Wednesday, 2 June 2010

The Selkie of the Summer Isles

Fading light over the Summer Isles

In Old Norse and Celtic mythology, the selkie was a half-woman, half-seal who was able to shed her seal skin to ensnare sailors, then return to the sea when she felt like a bit of a change. It's a myth that finds itself repeated in many countries from Iceland to Australia. In his book In Another Light, Andrew Greig points out that they might all have stemmed from the haunting, melancholic cry that seals sometimes make on lonely skerries far out to sea.

Out on a trip to the Summer Isles, we are threading a line between widely-spaced skerries towards the wondrous Priest Island. The Minch is but a thin, glassy channel between us and the faded blue Outer Isles in the distance. Twisted skeins of glassy, undulating ocean roll in deepening blue towards Priest Island and the skerries in between. In the open expanse, there is a kind of sensory deprivation. No smells, no wind, just a gliding motion. Maybe a tint of salt, perhaps. But arriving at the shore of a skerry, the overwhelming saline-and-fish smell invades the senses after the blue desert of the ocean.

Storm shower over Bottle Island

Turning the boats towards the next sighting point, it is silent and the senses are stilled again.
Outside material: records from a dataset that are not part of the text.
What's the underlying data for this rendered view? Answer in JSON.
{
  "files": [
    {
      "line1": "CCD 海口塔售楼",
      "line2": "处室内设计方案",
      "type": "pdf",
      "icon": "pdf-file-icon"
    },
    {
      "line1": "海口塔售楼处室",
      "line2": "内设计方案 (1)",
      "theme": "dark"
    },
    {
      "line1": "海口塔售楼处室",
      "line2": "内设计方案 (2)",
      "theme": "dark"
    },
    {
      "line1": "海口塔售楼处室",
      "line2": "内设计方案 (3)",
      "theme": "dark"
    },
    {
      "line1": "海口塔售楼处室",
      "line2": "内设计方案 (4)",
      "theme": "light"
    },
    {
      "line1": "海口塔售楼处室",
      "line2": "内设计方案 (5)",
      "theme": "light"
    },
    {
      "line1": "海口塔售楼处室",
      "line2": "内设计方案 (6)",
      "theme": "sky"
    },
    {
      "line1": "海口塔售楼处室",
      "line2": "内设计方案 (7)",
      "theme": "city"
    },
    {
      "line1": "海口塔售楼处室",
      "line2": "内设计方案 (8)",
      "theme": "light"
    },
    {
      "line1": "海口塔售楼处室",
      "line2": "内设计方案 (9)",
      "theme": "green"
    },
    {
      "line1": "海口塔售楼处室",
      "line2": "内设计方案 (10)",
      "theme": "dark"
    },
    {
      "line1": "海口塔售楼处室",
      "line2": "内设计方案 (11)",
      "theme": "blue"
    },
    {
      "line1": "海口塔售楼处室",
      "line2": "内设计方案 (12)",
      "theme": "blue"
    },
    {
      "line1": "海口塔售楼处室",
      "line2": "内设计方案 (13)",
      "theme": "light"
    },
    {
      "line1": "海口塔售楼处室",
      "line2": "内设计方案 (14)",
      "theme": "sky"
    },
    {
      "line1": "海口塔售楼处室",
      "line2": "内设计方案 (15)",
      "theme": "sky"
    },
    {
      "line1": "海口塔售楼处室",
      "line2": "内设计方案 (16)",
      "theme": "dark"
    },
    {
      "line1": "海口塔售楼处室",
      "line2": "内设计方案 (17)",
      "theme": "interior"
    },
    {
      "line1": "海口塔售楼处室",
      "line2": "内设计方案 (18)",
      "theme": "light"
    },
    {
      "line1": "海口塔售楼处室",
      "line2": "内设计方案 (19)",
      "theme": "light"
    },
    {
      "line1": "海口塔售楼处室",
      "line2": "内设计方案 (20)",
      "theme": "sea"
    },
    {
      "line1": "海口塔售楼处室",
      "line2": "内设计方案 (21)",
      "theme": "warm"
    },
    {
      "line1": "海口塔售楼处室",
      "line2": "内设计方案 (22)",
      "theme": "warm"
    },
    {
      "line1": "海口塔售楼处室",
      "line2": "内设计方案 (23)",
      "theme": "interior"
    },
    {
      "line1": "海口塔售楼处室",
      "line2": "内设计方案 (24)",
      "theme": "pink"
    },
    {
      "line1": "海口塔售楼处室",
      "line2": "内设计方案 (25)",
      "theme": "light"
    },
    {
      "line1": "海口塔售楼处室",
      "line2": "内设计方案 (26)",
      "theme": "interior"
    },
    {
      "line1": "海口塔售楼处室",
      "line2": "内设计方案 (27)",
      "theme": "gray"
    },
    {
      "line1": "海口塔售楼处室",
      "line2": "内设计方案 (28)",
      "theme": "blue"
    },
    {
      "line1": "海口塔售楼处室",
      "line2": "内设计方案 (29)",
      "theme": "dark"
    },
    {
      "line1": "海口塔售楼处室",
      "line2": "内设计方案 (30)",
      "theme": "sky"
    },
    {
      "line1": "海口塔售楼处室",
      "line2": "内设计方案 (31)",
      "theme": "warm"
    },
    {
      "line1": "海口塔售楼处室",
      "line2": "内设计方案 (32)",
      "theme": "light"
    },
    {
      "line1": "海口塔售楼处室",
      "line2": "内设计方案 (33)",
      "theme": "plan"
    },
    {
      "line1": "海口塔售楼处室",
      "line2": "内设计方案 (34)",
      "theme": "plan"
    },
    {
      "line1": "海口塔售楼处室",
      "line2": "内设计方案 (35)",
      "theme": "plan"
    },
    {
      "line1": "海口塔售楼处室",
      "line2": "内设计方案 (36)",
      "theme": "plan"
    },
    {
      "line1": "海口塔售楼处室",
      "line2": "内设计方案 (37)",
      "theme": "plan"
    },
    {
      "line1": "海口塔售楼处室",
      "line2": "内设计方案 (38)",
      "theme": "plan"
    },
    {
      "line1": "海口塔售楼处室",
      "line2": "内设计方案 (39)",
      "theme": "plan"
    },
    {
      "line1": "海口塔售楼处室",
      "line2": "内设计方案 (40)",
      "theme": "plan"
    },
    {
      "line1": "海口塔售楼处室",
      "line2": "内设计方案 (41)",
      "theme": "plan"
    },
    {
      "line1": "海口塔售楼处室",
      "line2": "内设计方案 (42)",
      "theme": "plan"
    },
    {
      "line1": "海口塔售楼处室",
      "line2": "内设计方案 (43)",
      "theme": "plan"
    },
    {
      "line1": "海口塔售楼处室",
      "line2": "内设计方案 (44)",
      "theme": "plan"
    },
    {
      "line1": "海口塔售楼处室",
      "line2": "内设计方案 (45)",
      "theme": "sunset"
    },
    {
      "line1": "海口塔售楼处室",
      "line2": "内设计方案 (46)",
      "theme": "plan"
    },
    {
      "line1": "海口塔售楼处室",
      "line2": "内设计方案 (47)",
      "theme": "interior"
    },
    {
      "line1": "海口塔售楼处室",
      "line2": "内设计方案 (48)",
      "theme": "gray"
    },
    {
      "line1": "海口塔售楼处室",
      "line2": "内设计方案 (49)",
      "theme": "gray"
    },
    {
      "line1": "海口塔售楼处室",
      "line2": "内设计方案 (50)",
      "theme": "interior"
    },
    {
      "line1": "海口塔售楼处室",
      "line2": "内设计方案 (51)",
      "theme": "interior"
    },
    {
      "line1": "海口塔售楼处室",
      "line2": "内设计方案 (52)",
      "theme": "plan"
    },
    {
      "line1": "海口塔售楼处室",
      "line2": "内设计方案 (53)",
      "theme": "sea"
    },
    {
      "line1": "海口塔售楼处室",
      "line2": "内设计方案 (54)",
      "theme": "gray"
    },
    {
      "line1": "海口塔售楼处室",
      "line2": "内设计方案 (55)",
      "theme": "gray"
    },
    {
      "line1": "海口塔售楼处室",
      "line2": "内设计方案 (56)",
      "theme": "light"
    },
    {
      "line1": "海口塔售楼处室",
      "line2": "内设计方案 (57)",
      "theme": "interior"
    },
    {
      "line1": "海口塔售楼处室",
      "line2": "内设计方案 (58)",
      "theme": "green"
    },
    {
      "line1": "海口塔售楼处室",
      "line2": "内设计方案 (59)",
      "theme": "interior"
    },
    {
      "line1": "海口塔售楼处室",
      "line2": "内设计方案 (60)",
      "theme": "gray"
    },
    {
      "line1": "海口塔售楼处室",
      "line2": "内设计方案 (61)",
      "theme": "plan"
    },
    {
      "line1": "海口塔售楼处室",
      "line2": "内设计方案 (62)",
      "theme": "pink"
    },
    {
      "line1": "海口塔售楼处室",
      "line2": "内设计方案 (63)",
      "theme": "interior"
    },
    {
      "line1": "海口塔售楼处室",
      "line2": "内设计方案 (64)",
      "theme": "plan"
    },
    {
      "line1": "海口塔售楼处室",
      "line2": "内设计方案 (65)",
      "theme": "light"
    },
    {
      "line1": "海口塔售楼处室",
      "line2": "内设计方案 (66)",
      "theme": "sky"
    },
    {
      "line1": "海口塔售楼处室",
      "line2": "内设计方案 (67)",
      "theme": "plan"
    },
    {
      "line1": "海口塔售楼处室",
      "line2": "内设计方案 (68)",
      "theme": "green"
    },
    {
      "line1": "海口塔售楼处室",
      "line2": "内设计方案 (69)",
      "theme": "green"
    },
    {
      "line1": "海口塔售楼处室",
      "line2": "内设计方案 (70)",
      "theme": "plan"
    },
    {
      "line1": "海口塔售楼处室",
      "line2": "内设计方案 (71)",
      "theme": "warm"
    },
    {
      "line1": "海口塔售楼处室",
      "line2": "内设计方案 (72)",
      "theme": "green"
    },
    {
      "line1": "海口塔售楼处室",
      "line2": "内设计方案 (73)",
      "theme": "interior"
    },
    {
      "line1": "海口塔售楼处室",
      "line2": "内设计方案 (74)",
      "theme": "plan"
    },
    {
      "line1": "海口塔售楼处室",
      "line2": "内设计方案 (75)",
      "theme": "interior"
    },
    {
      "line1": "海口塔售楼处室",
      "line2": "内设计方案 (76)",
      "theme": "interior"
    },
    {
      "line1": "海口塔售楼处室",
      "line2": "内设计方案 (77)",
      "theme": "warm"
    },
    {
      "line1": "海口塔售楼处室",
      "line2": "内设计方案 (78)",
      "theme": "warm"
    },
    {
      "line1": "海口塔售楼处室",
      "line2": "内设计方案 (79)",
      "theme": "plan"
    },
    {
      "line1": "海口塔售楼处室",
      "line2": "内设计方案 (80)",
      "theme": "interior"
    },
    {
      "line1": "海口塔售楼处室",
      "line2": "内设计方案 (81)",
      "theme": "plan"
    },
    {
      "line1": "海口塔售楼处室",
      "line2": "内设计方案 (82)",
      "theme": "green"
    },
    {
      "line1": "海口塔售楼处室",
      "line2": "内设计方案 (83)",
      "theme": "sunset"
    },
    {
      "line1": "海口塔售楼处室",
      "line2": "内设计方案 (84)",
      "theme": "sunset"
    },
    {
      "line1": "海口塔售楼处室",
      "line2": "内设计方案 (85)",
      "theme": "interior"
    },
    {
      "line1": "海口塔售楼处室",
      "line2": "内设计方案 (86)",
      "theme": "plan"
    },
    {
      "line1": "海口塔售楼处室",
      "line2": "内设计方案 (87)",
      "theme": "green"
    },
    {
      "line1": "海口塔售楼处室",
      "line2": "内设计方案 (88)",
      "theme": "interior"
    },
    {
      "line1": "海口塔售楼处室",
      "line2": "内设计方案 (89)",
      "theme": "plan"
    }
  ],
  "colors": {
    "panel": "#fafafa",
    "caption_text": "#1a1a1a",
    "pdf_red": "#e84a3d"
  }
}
Little wind, and the quiet rush of paddles in the water. Just two kayaks in the vastness of blue-space. Several hundred yards away from the skerry behind, we are arrested by a wailing sound. We look back, but there is nothing. This mournful cry is, presumably, a seal. The selkie of the ancient myths.

The sea is a remarkable place.

Jutting out of the water like broken teeth, the skerry of Stac Mhic Aonghais is fringed with cormorants. They seem to like to add a touch of drama to already gnarled sea cliffs. The northern side of this islet slants out of the water at an angle, allowing the sea to slew dramatically up its ramp-like face and back down into the blue in a whirlpool of banked-up water. The moment of magic came when we paddled into this furling stream: meeting a raw edge of sea at the edge of the world. It wasn't, of course, but for a moment, it felt like it.

The sea like glassy, rolling skeins

Uncannily at the same distance from the next skerry and miles from the last, the mournful wailing began again. A look backwards revealed nothing. Maybe the seals were just playing with us.

Amidst a clutch of cormorant nests on a cliff, the sea etches patterns in the rock like abstract art

Textbook storm clouds above Tanera Beg

Here and there, the sea is pockmarked with resting seabirds. Some of them came over to swoop us, including a massive Bonxie, the pirate of the skies.

Inside an abandoned boat

It's a privilege to experience the sea's daily tides in places as beautiful as this, and to glimpse the timeless magic of the selkie seals.